I don’t find artist statements useful. In fact, most of the numerous ones I’ve read strike me as obligatory but unintelligible fluff. But, as I begin to wallow into yet another reassessment of my visual art, I resurrect an older essay, “Visual Art 2007,” which I’m removing from www.sortmind.com and revising here. The essay still rings true but a few edits have updated it for 2011.
Manifestos come about because we’re battered by the hurricane of universal energy and we want to fix our methods, our shelters against that wind. But manifestos themselves get remixed into that hurricane. They wink in and out of existence.
The universe is looking for vessels into which it can pour its raw energies. We need to enhance ourselves to receive these gifts. To demand that the universe merely give us gifts (“I am an artist!”), to aggressively seek the transcendence which accompanies the gift, is self-defeating. That’s why artists burn out, go on ego trips, become dishonest, squander their energies.
We want methods because we want to be assured that the universe will still call on us. But our methods soon become empty rituals. We may have seasons of a certain way of doing things, but we need to be open to changing everything entirely. We need to recognize that any process has to be reevaluated when the universe decides that something new is to be poured.
The idea of making art as normal work is liberating. I’ve already done so with my writing. In the course of writing fourteen novels I’ve managed to remove the mystical high. There are no mystic rituals accompanying the act of writing, there is no “high” coming out of it, just fun work. When I’m writing I’m like a humble office worker doing a job he enjoys to the point of exclaiming “I can’t believe they’re paying me to do this!”
Bu visual art has rarely been like that. For instance, my former fixation on total spontaneity in painting was a mechanical grasping for a transcendent high. Despite calling it “improvisation,” my process was really a box of tattered kitchen recipes I’d pull out again and again, searching for a ritual that would always work. But I was cutting off meanings the universe might want to pour through me.
If there’s zero spontaneity, of course, then your work is a listless paint by numbers exercise. But enough spontaneity happens in even a planned painting to take care of that human need for unexpected results.

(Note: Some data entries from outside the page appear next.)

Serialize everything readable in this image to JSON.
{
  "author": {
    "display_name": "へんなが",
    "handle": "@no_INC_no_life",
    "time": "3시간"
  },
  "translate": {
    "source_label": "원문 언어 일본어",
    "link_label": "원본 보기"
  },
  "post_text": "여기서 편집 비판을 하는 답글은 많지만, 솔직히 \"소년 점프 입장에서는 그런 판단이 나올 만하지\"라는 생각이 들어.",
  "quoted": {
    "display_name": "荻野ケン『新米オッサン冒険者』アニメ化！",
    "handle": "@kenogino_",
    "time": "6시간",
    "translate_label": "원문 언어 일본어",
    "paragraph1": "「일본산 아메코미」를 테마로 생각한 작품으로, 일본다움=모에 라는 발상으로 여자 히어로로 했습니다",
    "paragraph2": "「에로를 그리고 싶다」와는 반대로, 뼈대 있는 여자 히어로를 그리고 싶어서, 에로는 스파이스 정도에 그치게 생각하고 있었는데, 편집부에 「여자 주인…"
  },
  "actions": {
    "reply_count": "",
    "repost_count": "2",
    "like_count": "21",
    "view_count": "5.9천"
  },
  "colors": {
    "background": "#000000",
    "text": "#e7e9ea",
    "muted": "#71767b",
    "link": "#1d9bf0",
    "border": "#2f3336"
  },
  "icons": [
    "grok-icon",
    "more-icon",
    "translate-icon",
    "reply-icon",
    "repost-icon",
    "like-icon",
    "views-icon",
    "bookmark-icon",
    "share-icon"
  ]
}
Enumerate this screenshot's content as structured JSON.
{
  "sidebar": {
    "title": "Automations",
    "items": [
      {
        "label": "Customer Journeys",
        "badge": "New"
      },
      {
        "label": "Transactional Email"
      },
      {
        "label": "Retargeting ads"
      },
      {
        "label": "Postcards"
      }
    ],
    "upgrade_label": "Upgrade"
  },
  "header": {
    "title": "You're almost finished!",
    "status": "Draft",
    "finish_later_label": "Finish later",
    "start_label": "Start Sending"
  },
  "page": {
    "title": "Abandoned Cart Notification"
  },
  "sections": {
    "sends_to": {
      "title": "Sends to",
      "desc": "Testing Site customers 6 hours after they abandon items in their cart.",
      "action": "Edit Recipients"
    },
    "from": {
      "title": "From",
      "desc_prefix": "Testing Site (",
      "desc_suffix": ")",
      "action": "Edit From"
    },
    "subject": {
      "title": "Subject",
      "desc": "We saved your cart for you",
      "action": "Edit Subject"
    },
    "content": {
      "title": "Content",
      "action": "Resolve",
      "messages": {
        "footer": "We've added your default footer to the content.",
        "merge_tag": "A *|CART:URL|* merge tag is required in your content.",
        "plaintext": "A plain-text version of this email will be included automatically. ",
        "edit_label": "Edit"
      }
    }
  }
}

Pure improvisation can work, of course. Sometimes a wild exploration of new territory is called for. Sometimes your ego needs to get out in front and be aggressive. But even that’s just a way of signaling receptiveness to what the universe decides is to be poured next.
Transcendence is a byproduct of honest work–sometimes. But a desperate grasping for the transcendent just clogs your channels to the universe. If all I know to start with is restless improvisation energy, I just can’t stop. The first glorious mad brushstrokes soon lead to a dull confusion as I quickly jumble up the space, as my undirected hand/arm/color energy overwhelms the amount of canvas I have. I just keep burning off energy until I finally declare the painting to be “in trouble,” then agonizingly fight my way through to a final “acceptable aesthetic result.” Hopefully.
For art to have meaning, it has to have soul ideas. Experimenting is fine, but trial and error aesthetic problem solving, as the sole method, obviously wastes life energy and is out of tune with whatever deeply wants to come through.
When I’m in balance and in tune, I know when to stop. I’m beyond the restless urge to grab transcendence, I see the beautiful space I really do want, and I work to enhance it, instead of frenziedly attacking it.
Meaning needs planning, consideration, forethought, in other words, temporary methods for receiving and for exploring.
I’m ready to explore some newer meaning in my visual art, but I’m really not sure what the next methods will be. The recent large acrylic paintings in all their fun-but-blowsy improvisation definitely have marked a pivot point. Now I’m looking at colored pencil, drawing, realism, smaller works. I want to consider working in both abstraction and realism according to how the energies can best be channeled. Abstract artworks are like bizarre dreams you struggle to convey to a listener. Sometimes the result is necessary and resonating. Sometimes it’s confusing and boring! Sometimes a realistic image is needed to ground you in what’s real.
copyright 2011 by Michael D. Smith